The project stunned SFWMD engineers almost immediately by exceeding expectations, by storing more than double the amount of water expected.
Of the two pilot projects in Martin County and one in St. Lucie County, the 3,200-acre Caulkins near Indiantown was the first in the state to be operational. It took only 16 months to be built. Any other that size would have taken years.
Other Dispersed Water Management Projects, as they're called, plug ditches to retain stormwater runoff. The Caulkins project instead pumps billions of gallons of water from the C-44 canal onto the Caulkins site, now a shallow-water reservoir. Treasure Coast journalist Barbara Clowdus described it as looking like "a slice of the Everglades, with alligators swimming among hyacinths toward a flock of baby gallinules, with an eagle overhead and stilted herons picking at the shoreline."
But funding for the program has ended.
This is not a project the state can let go. It holds the promise of relief to the St. Lucie River and Indian River Lagoon estuaries from annual deluges of polluted water -- up to half of the water storage needed to reduce annual discharges by 90 percent.
As Clowdus described last summer in a column in Sunshine State News, Caulkins is in the perfect spot -- along Citrus Boulevard next to the C-44 canal.
It was considered an ideal location to test the concept of water farming early in the Dispersed Water Management Program, which began in 2006, when the SFWMD began paying ranchers to hold stormwater on their lands, rather than drain them.
It's an even more ideal location today from the state's point of view -- actually from any point of view. The infrastructure is in place. Water pumps and canals throughout the property dramatically reduce the upfront construction cost of building anything else. Until the Caulkins project, no other true “water farms” were part of the district’s Dispersed Water Management Program anywhere in the state.
In addition to storage, the water farm will also cleanse billions of gallons of water while recharging the aquifer, capturing about 75 percent of the phosphorous and 50 percent of the nitrogen that otherwise would foul Martin County's estuaries.
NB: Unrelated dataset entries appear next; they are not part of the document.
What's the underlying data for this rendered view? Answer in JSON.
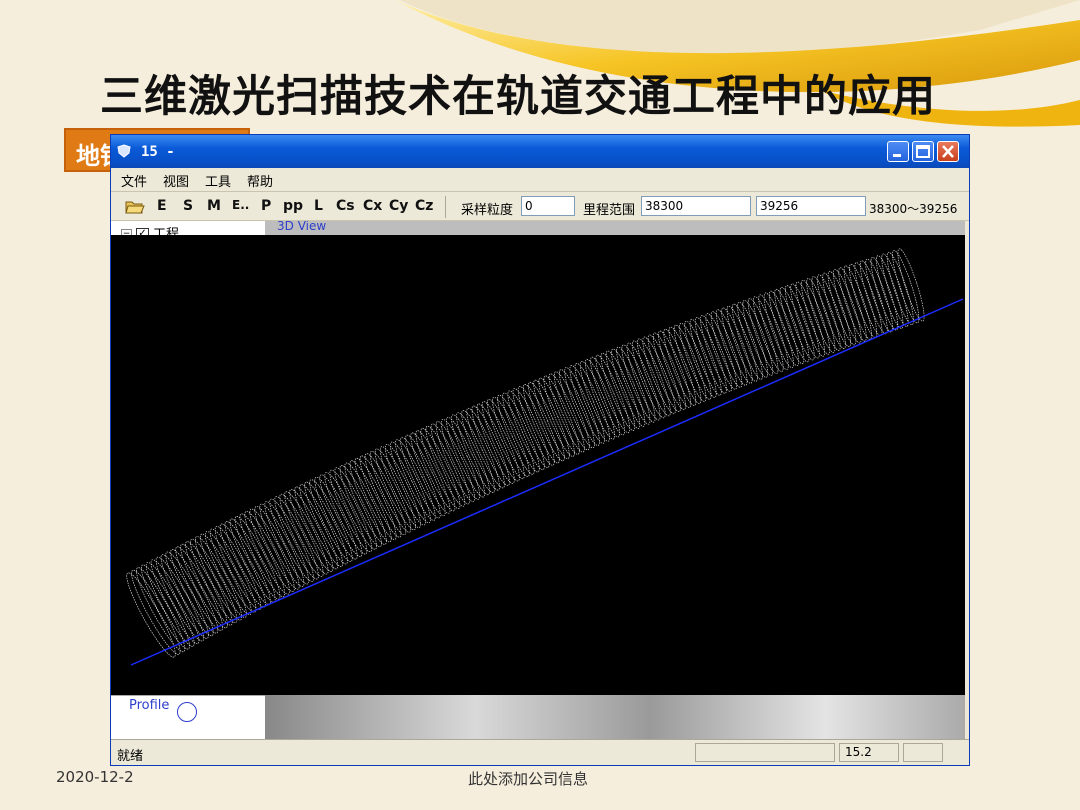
{
  "slide": {
    "title": "三维激光扫描技术在轨道交通工程中的应用",
    "section_tag": "地铁",
    "footer_date": "2020-12-2",
    "footer_company": "此处添加公司信息"
  },
  "window": {
    "title": "15 -",
    "menu": [
      "文件",
      "视图",
      "工具",
      "帮助"
    ],
    "toolbar": {
      "tools": [
        "E",
        "S",
        "M",
        "E..",
        "P",
        "pp",
        "L",
        "Cs",
        "Cx",
        "Cy",
        "Cz"
      ],
      "sampling_label": "采样粒度",
      "sampling_value": "0",
      "mileage_label": "里程范围",
      "mileage_start": "38300",
      "mileage_end": "39256",
      "range_text": "38300～39256"
    },
    "tree": {
      "root_label": "工程"
    },
    "view_label": "3D View",
    "profile_label": "Profile",
    "status": {
      "text": "就绪",
      "zoom": "15.2"
    }
  },
  "colors": {
    "title_bar": "#0a5ad8",
    "axis_line": "#1d2cff",
    "tag": "#e07a14"
  }
}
Caulkins -- a vast and prosperous orange grove pre-citrus greening -- is enclosed entirely by a 7-foot levee built with the spoil from a newly dug canal. It provides a total of 413 acres of permeable land to treat polluted water from the C-44 and to capture the 55 inches of annual rainfall.
All kinds of scientists and engineers have vetted this project.
“The most abused resource we have is time,” Kevin Powers, vice chairman of the SFWMD Governing Board told Clowdus, “and for whatever reasons, federal projects take a long time ... but these (water farms) are deliverables that we can count on now. ...”
Even an expanded Caulkins Water Farm, plus the two additional water farms on the C-43 and C-44 canals currently under construction will not handle hurricanes or major rains, such as the 136 billion gallons of water going to tide in 2013, Powers conceded. But they could meet and exceed the additional storage required to end the regular, annual discharges to the St. Lucie River while the full range of 68 Everglades restoration projects is completed.
How to find $7.5 million? A legitimate concern, certainly. But the six members of the Senate Appropriations Committee who opposed the expenditure Wednesday should consider the kind of strain put on the Water Management District's flood control system during a prolonged rain event, as the area suffered in January.
Sure as the sun rises in the East, there will be another one.
Even with the objections, the measure passed 11-6. It's probably unrealistic, but I'm hoping the quality of this project will motivate Senate Appropriations dissenters Tom Lee, R-Brandon; Bill Galvano, R-Bradenton; David Simmons, R-Altamonte Springs; Alan Hays, R-Umatilla; Jack Latvala, R-Clearwater; and Rene Garcia, R-Hialeah to take another, creative look at the budget and make a place for this one.
Much of the information in the commentary was provided by Barbara Clowdus, editor and publisher of Martin County Currents. Reach Nancy Smith at email@example.com or at 228-282-2423.